For example, when Peter presented the Gospel to Cornelius in Acts 10, Cornelius, who was a Roman soldier, does not say, “Oh that sounds just like what the followers of Mithra believes.” Moreover, there was a supernatural move of the Spirit that fell upon Cornelius and his household in the presence of Peter and the Jewish men with him. Such an occurrence of the “Spirit falling” upon people is absent the Mithra mythology.
Moreover, when Paul was in Athens (Acts 17), a city completely given over to idolatry, cultic practices, and mystery religions, his preaching of Jesus to the people was a curiosity. His message was so unique that it caught the attention of the local authorities who brought him into a meeting to have him explain his “religion” (Acts 17:22ff.). After Paul brought up the Resurrection of Christ, most of the people mocked, because the idea of a dead man rising back to life was unheard of. No one said, “There is nothing really new about this Paul’s beliefs, this stuff sounds just like any other “mystery” religion.”
– And then fourthly, Christianity experienced periods of violent persecution for at least the first 200 years of its existence. In addition to severe state sponsored persecution, there were secular critics who wrote against the Christian faith. None of those critics ever attempted to debunk Christianity as being an off-shoot of Mithraism or a copy-cat of any other known mystery cult. If Christianity was nothing more than a collection of already pre-existent myths found in other ancient mystery religions, then there would be no need to persecute the Church or write against its beliefs.

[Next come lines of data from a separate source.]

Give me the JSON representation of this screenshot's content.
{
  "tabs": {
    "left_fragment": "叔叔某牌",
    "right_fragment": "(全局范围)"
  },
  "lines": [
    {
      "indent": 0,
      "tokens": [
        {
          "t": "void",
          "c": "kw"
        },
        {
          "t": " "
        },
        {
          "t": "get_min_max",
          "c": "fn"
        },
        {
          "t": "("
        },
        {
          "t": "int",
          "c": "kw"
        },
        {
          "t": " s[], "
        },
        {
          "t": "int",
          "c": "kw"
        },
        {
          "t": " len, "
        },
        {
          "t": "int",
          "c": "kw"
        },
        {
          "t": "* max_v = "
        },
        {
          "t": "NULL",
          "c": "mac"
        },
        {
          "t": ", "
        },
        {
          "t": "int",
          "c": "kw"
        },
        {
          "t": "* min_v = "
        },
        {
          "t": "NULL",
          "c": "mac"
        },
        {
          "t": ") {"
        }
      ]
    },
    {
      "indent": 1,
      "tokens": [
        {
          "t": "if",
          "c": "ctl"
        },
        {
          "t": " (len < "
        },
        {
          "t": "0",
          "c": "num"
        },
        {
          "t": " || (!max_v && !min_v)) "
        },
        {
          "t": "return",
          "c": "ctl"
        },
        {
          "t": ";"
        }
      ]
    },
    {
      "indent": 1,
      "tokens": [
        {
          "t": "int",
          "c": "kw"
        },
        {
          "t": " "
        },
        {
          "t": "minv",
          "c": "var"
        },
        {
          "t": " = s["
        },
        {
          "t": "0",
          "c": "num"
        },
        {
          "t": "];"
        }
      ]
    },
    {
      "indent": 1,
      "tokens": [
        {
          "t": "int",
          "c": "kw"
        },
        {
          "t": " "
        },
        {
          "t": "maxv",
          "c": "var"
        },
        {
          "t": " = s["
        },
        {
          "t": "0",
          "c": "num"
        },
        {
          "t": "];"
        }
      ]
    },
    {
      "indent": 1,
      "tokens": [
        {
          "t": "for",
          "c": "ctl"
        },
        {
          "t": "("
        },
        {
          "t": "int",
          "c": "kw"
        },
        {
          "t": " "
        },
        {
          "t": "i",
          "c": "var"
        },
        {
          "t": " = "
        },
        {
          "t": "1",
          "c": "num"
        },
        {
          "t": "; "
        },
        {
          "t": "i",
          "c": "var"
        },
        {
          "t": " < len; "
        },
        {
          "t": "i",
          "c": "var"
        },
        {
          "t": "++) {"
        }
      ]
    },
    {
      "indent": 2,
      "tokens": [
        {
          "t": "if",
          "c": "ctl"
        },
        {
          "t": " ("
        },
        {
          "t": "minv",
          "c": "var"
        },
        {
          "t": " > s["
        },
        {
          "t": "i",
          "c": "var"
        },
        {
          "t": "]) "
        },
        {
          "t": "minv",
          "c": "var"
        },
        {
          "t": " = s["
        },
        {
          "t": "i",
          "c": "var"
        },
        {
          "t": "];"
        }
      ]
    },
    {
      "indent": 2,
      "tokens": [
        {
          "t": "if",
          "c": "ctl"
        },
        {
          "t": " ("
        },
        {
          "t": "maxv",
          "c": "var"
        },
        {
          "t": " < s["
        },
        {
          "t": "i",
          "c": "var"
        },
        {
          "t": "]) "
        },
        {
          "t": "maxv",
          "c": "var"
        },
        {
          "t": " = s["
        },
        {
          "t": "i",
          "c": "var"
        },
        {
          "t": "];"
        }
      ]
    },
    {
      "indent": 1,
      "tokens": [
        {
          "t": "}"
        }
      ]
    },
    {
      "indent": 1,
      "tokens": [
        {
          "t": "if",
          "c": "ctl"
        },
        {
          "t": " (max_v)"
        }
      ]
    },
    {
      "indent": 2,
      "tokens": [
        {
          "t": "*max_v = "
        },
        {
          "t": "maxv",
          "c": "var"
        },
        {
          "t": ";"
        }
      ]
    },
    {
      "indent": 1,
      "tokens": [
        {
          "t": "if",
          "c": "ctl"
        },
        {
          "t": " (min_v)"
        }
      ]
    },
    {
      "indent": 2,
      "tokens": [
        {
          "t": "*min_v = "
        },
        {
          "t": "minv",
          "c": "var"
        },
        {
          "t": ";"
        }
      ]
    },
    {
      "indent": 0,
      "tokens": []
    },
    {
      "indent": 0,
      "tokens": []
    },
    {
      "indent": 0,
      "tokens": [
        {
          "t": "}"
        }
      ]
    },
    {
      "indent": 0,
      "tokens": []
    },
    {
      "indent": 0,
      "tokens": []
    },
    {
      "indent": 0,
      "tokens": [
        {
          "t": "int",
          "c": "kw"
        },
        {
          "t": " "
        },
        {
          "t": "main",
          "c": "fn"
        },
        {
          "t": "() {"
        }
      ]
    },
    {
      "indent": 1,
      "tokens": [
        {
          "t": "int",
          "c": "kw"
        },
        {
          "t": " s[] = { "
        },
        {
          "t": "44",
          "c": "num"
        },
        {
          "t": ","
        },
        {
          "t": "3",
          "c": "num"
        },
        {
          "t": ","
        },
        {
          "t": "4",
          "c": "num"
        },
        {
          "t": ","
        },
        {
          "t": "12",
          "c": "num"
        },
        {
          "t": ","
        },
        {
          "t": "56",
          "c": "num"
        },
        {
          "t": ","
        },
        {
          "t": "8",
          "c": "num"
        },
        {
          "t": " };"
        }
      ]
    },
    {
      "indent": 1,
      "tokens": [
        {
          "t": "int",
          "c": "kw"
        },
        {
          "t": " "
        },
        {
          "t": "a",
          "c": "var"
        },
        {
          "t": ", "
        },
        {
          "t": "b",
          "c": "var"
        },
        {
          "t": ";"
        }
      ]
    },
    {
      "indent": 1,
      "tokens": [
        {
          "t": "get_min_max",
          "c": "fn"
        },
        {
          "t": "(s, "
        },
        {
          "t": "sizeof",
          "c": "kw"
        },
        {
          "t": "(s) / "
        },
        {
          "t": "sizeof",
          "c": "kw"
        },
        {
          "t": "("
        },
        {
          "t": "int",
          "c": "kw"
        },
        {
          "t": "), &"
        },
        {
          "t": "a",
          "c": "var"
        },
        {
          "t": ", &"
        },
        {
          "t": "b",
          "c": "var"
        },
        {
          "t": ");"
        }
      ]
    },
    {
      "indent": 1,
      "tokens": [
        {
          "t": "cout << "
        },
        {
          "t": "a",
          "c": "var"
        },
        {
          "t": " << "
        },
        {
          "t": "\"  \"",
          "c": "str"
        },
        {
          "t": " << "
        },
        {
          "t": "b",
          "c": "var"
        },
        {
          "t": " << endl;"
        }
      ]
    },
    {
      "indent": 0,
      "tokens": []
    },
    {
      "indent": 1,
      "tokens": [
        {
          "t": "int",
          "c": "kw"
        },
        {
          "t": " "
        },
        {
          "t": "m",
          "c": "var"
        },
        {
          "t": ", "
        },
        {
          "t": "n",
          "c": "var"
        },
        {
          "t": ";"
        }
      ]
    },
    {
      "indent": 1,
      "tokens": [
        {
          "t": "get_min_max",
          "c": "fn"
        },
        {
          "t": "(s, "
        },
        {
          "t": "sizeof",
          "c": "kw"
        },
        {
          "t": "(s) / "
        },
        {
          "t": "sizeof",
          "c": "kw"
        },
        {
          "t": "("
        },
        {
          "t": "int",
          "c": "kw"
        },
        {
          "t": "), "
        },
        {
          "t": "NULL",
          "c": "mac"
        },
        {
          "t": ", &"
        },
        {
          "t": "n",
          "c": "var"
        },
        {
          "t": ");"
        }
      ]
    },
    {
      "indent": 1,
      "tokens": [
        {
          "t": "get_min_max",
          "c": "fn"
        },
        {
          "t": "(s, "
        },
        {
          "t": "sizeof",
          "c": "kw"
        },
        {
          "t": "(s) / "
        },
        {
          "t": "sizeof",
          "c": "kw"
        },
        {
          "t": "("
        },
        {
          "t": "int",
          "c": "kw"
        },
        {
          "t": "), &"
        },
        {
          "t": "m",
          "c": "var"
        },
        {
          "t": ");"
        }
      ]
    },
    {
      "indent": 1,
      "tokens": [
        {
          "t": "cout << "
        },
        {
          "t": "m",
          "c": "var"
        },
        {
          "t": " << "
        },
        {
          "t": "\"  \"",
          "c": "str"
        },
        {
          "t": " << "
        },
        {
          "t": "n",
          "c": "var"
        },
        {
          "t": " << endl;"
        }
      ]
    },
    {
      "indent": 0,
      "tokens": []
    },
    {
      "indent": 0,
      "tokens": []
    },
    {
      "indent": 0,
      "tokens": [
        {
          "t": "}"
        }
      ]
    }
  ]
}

Why would anyone be threatened by another mystery religion with similar myths already believed and practiced by adherents of other similar faiths? Secular critics of Christianity accused Christians of atheism, because they refused to acknowledge the other gods. No other mystery religion was a threat to the social fabric of the times, because no other mystery religion god told its followers to abandon idolatry and believe in an historical person, or to turn from pagan temples and religious prostitutes to serving the One True God and living a life of ethical holiness.
Chaz ends his lengthy screed by offering a final word. He says that his 20 points are just a smattering of the problems with Christianity. He then states that even if a half of what he wrote, or maybe even two-thirds or even three-quarters, was discounted, the fact that Christianity must be abandoned would remain. That is a rather bold claim; however, I believe my meager responses show that it is really an embarrassingly laughable claim. Moreover, what he has to offer as a suitable philosophical replacement is unworkable in the real world.
Chaz is an obscure, amateur philosophy hack who has access to the internet. I just stumbled upon his online booklet from another obscure atheist site. I took on his claims, not only for the blog fodder, but to show how Christianity can easily answer the prattlings of a fool. Chaz represents the type of Bible critic most Christians will encounter in the class room, or at work in the break room, or at the family reunions and holiday get togethers. Though I have taken a while to respond, I do hope I have offered some stepping stones for my readers to use when they encounter the Chazes in their lives.